A long time ago, I read The 7 Habits of Highly Effective People by Stephen R. Covey. It's one of my favorite and one of the most impactful non-fiction books I have ever read. Someone recently recommended to me The Speed of Trust: The One Thing That Changes Everything by Stephen M.R. Covey, the son of the author of the first book, and I just finished reading it. The concept of trust is something I have been thinking about a lot (how it's earned, how quickly to grant it, etc.), so I enjoyed reading a full book about the topic.
I found the book interesting and learned several things from it. I enjoyed the perspective of how the level of trust can either create dividends or taxes (in a relationship, organization, or society) and the breakdown of how trust is created (character and competence) and some of the sub-components and behaviors of each. I liked how it methodically broke things down.

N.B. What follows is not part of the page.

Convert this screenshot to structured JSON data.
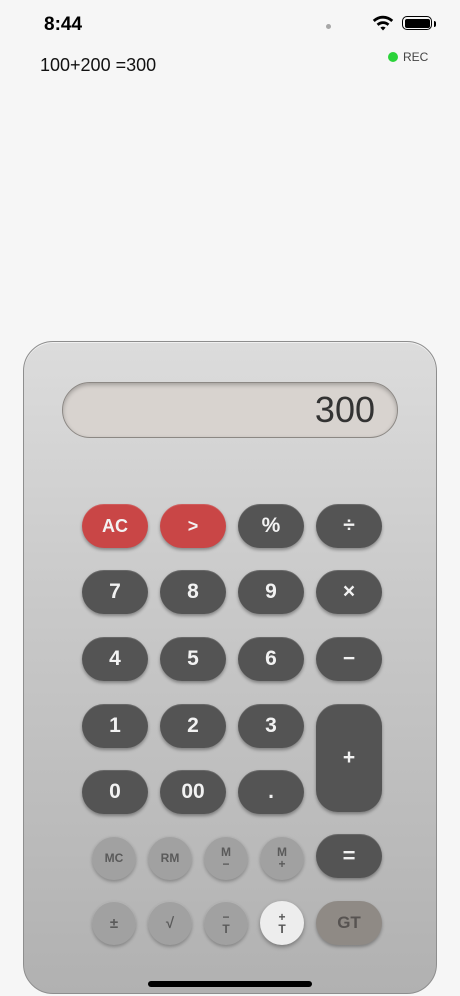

I don't think it was as impactful for me today as the first book was for me many years ago, but I still found it interesting and useful. Some of my takeaways and notes are below.
I recently read Happier Hour: How to Beat Distraction, Expand Your Time, and Focus on What Matters Most by Cassie Holmes, and I really liked it. My wife and I both read it together and both learned a lot.
Cassie is a professor at UCLA Anderson where I got my MBA, and she's also a parent at the school my son attends. It was so neat to hear about her life experiences and all the lessons she drew from them and how she solved various problems as I could relate to a lot of the same situations. I found her suggested exercises really helpful too.
Some specific things I started doing more consistently after reading this are exercising daily 30 minutes and working to appreciate each moment by remembering how few of them are left in my life.
Below are some of my notes and takeaways on the book. I definitely recommend this book to anyone who wants to figure out how to use their time more wisely or for anyone who feels time poor (i.e., any parent).
The second book our sales coach assigned us as "required reading" was Never Split the Difference: Negotiating As If Your Life Depended On It by Chris Voss and Tahl Raz. I really enjoyed reading it and learned a ton. I had taken negotiations classes before and read other classic books on the subject like Getting to Yes and Getting More (and other related ones like The Art of Asking).
This one took a different perspective and one that was very refreshing because it was based on reality and real-world experiences in very difficult, high-stakes negotiations (with hostage takers). I really enjoyed the riveting stories and accounts of both the successes and failures. I liked the techniques mentioned like the "Late Night FM DJ Voice," mirroring, labeling, asking calibrated questions, and the Ackerman Bargaining Method.
I read it on Kindle and ended up highlighting 242 things (i.e., I learned a lot!). You can read some of those here. I definitely recommend this book to anyone who wants to improve in negotiations of any sort.